Source records:
......

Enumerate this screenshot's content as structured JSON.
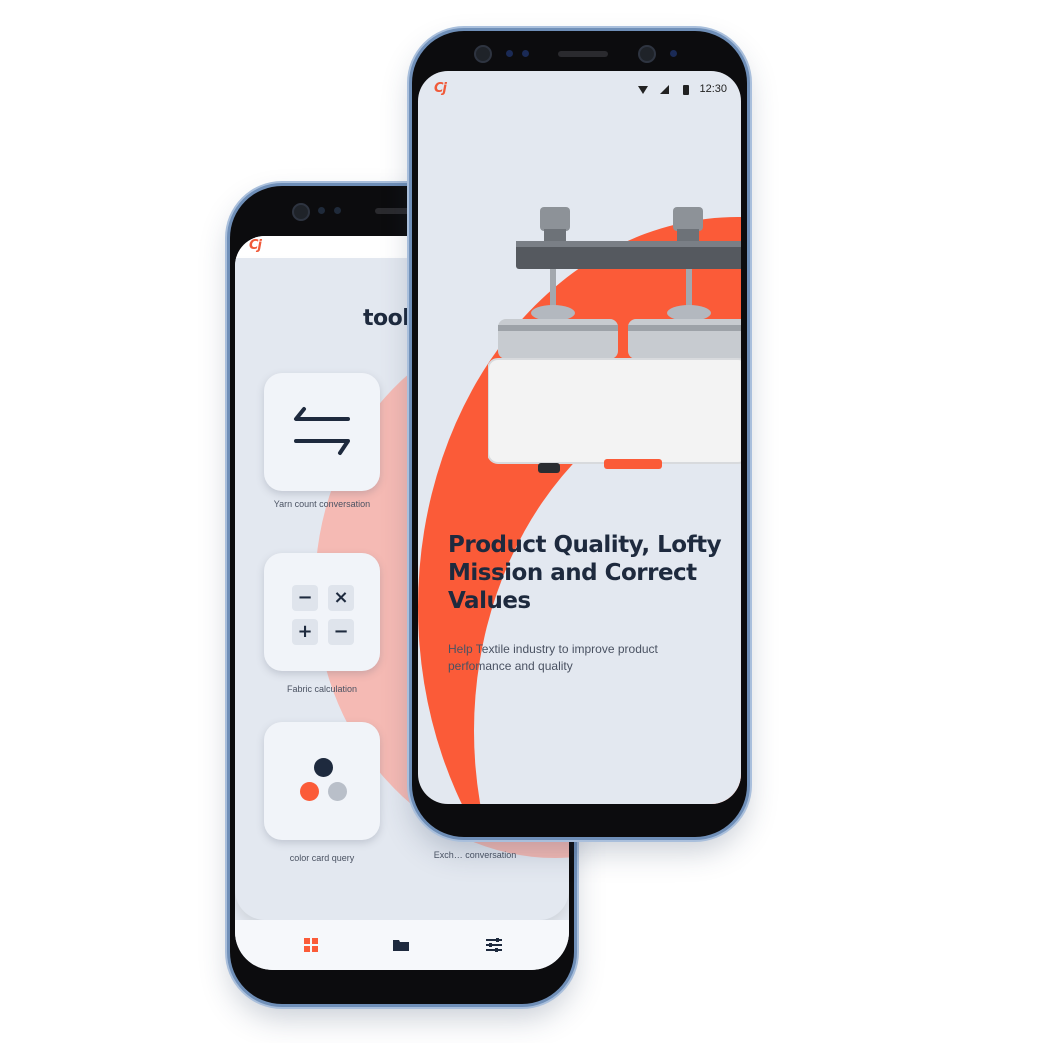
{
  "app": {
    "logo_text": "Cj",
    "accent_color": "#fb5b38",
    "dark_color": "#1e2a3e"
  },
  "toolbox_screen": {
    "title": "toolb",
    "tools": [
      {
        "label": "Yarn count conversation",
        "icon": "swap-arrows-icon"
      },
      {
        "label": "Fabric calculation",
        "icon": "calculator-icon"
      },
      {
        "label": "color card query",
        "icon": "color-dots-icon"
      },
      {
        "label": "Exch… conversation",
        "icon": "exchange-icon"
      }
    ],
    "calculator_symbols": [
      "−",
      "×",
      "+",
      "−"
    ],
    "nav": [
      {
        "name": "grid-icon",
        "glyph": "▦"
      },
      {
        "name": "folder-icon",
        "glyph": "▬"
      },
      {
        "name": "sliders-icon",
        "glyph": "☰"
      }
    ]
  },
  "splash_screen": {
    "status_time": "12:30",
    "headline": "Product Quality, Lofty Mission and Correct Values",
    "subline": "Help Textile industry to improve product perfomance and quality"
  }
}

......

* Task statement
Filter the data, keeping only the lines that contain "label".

* Answer to the problem
        "label": "Yarn count conversation",
        "label": "Fabric calculation",
        "label": "color card query",
        "label": "Exch… conversation",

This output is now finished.